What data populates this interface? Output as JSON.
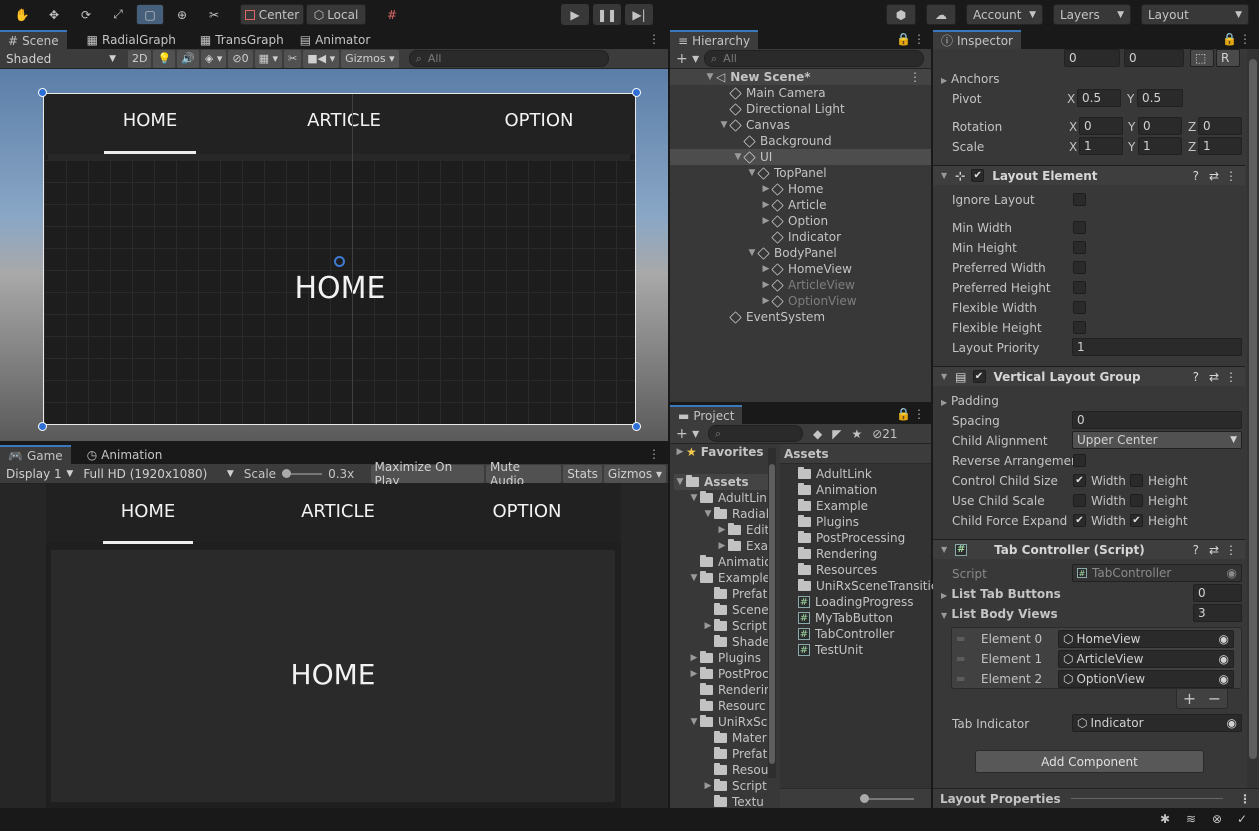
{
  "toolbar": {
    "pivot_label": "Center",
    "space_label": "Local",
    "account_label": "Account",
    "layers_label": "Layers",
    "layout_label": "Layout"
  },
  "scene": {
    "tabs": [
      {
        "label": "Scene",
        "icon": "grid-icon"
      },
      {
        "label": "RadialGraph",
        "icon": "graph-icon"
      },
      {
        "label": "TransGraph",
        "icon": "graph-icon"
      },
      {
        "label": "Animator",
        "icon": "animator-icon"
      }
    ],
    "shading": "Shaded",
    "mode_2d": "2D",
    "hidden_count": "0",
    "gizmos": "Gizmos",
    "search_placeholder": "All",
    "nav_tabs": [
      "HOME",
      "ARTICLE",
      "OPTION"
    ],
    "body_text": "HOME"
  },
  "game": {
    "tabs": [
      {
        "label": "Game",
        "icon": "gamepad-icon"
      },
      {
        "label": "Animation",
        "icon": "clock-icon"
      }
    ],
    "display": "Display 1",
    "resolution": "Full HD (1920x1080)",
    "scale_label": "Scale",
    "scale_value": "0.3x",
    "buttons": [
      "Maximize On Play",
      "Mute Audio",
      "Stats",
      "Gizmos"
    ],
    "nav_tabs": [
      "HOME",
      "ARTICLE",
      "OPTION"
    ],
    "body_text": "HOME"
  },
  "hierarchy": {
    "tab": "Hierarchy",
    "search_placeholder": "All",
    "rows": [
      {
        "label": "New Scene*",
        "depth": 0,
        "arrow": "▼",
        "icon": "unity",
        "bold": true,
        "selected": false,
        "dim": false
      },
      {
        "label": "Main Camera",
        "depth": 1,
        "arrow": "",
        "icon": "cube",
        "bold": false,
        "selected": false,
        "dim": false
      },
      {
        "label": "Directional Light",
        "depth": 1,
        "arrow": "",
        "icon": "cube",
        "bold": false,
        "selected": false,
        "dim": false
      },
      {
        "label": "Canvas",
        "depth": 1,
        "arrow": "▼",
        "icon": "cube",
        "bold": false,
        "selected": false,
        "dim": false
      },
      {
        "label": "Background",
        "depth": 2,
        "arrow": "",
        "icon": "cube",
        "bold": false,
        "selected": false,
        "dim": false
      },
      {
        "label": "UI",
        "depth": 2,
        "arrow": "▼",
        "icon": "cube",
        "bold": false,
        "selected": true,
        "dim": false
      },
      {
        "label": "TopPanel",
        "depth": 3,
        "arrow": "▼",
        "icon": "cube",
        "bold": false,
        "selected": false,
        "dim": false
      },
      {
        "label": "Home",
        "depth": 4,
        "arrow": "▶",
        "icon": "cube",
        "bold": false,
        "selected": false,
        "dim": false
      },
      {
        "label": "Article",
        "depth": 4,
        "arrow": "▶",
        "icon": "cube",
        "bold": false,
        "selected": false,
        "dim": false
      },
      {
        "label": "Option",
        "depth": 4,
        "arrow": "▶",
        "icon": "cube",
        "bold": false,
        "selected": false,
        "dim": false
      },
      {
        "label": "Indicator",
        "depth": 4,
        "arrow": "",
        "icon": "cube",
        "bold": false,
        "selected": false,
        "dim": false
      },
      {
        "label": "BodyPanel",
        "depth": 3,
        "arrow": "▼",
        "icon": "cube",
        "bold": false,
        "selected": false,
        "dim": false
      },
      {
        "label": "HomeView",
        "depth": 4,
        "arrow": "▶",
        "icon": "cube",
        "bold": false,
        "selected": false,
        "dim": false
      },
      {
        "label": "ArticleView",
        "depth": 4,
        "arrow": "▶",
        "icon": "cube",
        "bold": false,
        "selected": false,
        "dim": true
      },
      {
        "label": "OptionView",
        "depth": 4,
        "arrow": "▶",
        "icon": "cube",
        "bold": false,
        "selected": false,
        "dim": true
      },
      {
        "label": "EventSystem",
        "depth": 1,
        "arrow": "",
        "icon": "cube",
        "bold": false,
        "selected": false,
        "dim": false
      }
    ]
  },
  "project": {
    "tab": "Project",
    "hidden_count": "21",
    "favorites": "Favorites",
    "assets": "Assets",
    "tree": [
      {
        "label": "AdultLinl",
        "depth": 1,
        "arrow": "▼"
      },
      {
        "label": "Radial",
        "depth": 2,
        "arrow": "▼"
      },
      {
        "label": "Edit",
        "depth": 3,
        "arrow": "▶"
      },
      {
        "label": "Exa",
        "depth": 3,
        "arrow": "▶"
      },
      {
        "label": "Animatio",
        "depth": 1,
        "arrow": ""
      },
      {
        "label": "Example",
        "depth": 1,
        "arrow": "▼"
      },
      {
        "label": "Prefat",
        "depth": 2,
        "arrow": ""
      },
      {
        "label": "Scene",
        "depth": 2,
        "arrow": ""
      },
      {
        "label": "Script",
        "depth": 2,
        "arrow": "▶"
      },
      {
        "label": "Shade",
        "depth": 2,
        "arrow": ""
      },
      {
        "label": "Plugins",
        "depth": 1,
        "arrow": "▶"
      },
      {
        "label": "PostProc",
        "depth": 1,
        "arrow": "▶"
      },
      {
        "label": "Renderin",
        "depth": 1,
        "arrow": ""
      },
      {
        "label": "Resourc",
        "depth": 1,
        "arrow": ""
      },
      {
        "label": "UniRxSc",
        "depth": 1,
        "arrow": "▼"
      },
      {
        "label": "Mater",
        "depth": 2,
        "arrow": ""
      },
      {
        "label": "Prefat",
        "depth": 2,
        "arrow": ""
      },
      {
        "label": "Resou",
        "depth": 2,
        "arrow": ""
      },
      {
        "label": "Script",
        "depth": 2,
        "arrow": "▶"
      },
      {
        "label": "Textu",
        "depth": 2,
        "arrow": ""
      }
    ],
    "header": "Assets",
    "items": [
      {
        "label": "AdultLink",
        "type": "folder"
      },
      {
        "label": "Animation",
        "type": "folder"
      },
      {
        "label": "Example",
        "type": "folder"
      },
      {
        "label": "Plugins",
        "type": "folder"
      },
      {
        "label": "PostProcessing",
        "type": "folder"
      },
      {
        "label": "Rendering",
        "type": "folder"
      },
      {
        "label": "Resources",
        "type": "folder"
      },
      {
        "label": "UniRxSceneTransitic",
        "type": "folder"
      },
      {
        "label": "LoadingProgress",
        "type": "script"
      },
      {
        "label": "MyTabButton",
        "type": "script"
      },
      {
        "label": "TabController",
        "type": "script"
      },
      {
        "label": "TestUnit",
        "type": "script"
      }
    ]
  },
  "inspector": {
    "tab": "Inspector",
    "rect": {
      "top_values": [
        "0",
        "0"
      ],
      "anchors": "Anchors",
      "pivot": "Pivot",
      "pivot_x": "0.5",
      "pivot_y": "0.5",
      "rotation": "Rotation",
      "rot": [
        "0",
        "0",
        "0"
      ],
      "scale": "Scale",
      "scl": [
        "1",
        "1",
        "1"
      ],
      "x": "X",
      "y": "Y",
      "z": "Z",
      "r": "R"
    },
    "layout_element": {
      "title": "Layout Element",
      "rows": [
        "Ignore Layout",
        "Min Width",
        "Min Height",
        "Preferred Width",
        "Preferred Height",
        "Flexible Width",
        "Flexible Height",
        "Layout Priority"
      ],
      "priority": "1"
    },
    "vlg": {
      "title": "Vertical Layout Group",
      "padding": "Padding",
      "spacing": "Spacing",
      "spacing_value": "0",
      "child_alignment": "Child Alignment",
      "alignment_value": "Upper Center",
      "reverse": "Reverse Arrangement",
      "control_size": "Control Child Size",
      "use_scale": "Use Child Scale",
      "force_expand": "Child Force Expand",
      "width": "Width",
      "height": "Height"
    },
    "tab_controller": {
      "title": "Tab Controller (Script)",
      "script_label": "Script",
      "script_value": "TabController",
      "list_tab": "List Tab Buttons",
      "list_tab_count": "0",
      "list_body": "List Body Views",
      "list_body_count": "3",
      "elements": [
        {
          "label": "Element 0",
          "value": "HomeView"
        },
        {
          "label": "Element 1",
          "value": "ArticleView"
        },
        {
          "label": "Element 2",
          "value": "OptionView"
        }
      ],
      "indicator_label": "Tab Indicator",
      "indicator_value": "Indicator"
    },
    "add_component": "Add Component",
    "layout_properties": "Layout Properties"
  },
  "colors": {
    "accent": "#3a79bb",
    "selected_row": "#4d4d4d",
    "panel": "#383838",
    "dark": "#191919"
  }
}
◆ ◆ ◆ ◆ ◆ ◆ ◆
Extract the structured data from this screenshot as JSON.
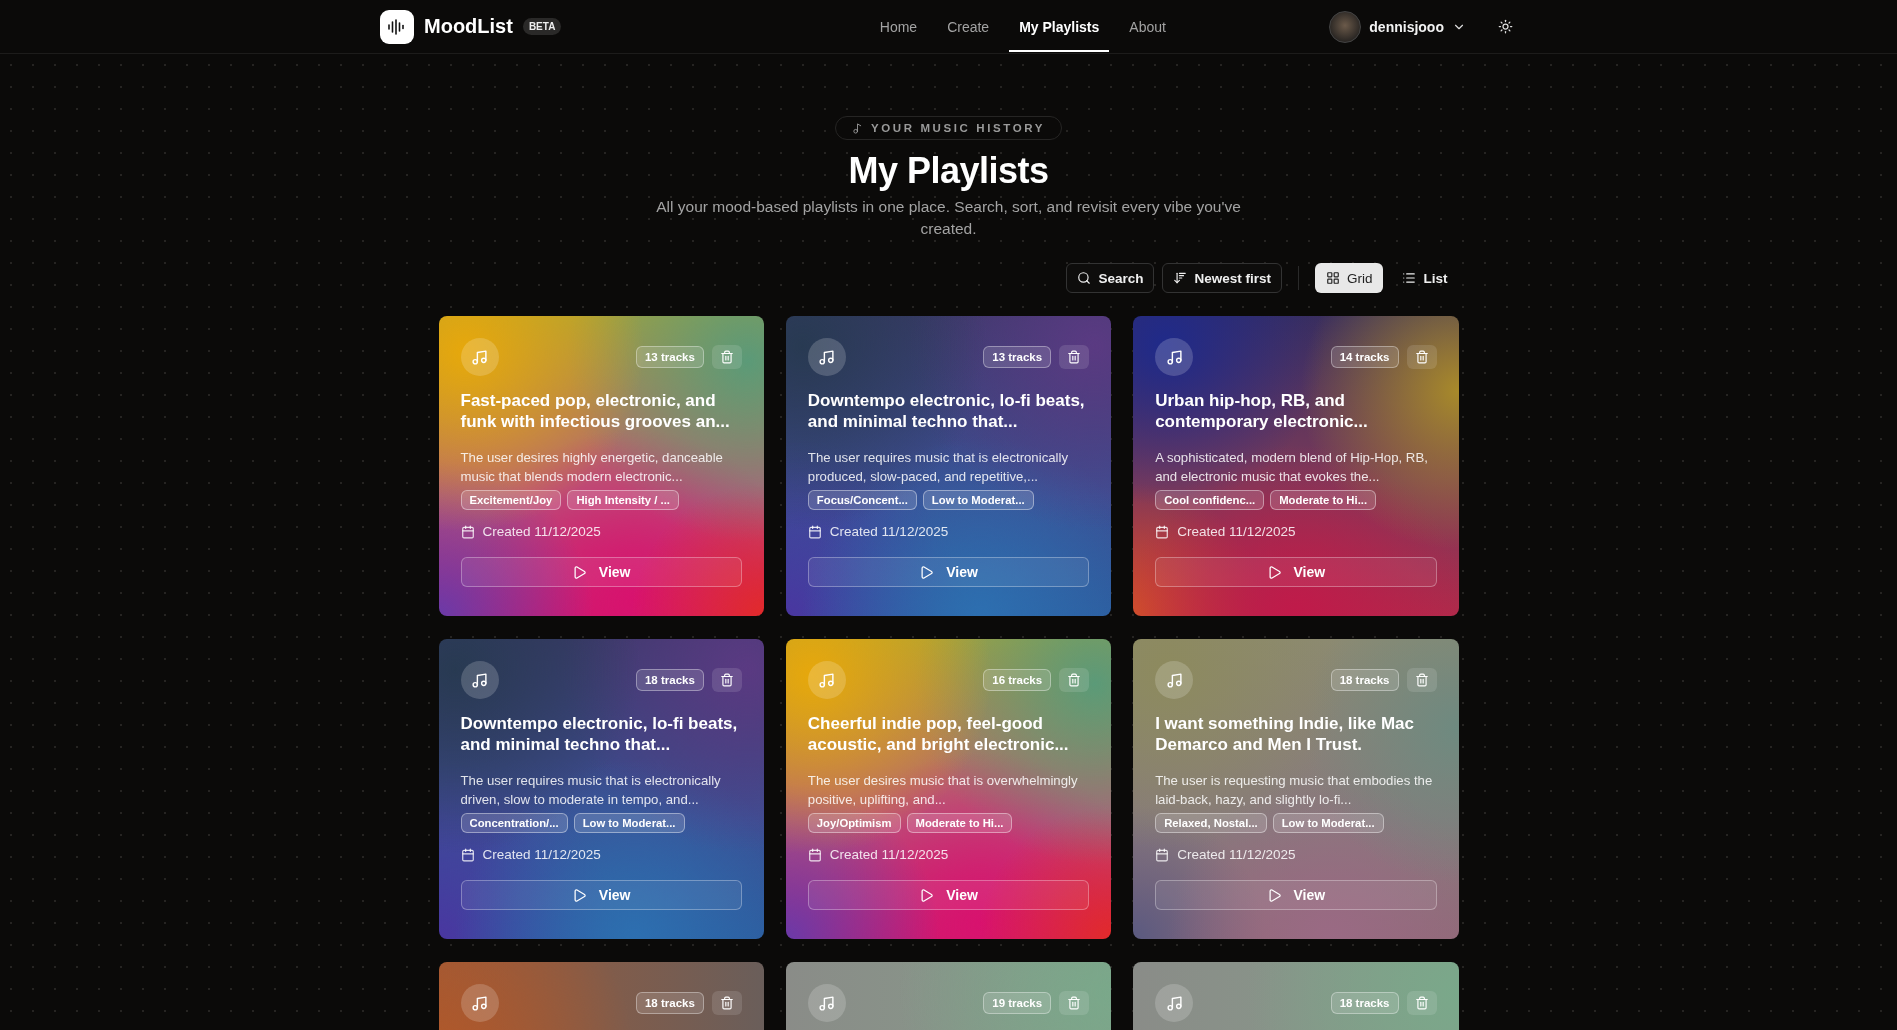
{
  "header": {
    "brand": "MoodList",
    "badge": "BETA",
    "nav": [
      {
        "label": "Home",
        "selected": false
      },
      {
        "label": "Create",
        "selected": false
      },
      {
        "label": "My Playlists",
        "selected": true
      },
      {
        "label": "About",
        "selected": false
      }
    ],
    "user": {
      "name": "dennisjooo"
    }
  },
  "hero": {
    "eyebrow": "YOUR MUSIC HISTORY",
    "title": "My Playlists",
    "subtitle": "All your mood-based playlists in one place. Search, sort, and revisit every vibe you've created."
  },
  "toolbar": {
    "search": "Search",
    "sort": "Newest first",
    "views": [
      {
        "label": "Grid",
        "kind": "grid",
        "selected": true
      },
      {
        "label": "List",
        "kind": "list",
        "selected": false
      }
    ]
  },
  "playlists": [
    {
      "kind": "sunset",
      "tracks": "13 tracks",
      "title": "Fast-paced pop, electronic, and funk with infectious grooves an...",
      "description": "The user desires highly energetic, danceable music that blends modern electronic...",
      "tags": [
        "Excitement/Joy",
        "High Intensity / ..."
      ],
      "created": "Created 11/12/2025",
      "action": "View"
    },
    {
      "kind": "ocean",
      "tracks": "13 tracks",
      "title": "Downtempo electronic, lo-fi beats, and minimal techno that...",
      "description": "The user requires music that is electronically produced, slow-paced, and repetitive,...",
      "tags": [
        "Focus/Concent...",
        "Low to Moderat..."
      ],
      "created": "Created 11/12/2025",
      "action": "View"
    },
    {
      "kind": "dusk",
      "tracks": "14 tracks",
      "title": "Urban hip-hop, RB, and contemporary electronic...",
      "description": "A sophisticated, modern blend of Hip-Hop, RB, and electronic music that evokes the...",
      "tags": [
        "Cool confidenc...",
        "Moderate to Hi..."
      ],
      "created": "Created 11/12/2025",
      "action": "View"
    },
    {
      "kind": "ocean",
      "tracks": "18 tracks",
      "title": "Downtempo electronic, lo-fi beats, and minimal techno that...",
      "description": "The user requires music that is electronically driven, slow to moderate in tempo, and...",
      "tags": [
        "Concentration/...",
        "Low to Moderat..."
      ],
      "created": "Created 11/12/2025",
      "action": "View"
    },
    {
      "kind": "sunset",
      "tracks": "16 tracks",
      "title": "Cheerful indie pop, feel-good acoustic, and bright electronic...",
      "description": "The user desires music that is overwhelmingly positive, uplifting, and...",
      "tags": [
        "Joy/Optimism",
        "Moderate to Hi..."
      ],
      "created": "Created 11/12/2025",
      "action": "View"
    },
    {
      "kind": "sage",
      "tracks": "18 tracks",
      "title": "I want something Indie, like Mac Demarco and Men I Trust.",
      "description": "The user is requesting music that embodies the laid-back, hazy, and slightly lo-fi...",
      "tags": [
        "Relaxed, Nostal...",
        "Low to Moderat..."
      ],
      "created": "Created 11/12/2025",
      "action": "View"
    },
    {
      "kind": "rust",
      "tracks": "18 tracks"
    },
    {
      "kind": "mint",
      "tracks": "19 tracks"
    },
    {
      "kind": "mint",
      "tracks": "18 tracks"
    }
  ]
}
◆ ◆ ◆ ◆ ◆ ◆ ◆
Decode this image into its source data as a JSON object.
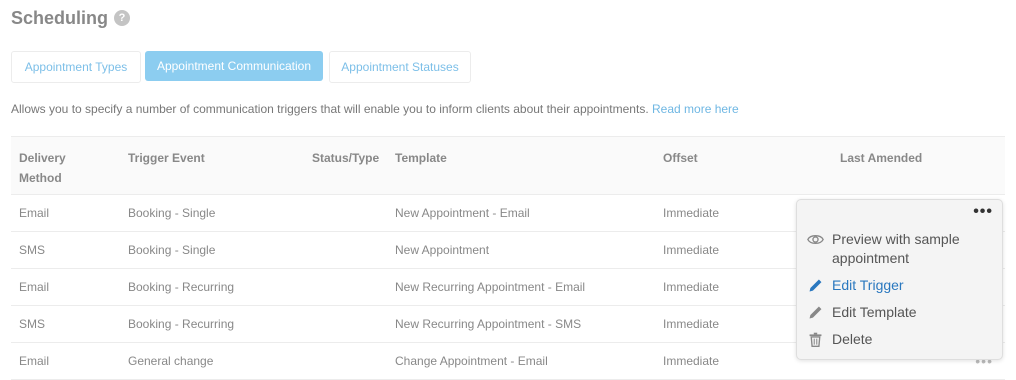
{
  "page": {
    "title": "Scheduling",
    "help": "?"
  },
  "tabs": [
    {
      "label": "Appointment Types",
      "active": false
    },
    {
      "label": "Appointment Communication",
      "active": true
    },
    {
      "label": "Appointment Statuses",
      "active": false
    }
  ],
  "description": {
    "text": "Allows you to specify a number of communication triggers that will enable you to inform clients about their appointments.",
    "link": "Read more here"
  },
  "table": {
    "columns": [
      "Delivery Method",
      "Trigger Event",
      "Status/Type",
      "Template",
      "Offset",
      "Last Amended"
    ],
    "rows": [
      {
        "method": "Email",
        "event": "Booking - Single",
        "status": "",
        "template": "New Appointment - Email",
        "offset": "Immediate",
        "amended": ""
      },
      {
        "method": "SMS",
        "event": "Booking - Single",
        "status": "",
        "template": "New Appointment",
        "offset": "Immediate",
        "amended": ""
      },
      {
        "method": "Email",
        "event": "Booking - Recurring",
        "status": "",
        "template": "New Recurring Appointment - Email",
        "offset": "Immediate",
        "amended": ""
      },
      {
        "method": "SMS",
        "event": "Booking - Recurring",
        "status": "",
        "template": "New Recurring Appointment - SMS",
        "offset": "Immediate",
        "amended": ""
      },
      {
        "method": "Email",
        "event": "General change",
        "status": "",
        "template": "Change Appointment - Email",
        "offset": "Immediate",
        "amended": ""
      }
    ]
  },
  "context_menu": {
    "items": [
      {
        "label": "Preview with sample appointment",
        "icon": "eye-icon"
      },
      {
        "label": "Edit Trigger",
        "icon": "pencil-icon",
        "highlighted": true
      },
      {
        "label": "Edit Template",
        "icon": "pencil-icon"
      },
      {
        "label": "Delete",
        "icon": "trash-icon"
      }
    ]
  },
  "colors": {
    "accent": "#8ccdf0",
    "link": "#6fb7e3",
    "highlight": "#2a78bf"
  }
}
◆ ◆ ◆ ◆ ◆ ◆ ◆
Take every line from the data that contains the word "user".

▸ Written answer
    "user": {
      "description": "The user desires highly energetic, danceable music that blends modern electronic...",
      "description": "The user requires music that is electronically produced, slow-paced, and repetitive,...",
      "description": "The user requires music that is electronically driven, slow to moderate in tempo, and...",
      "description": "The user desires music that is overwhelmingly positive, uplifting, and...",
      "description": "The user is requesting music that embodies the laid-back, hazy, and slightly lo-fi...",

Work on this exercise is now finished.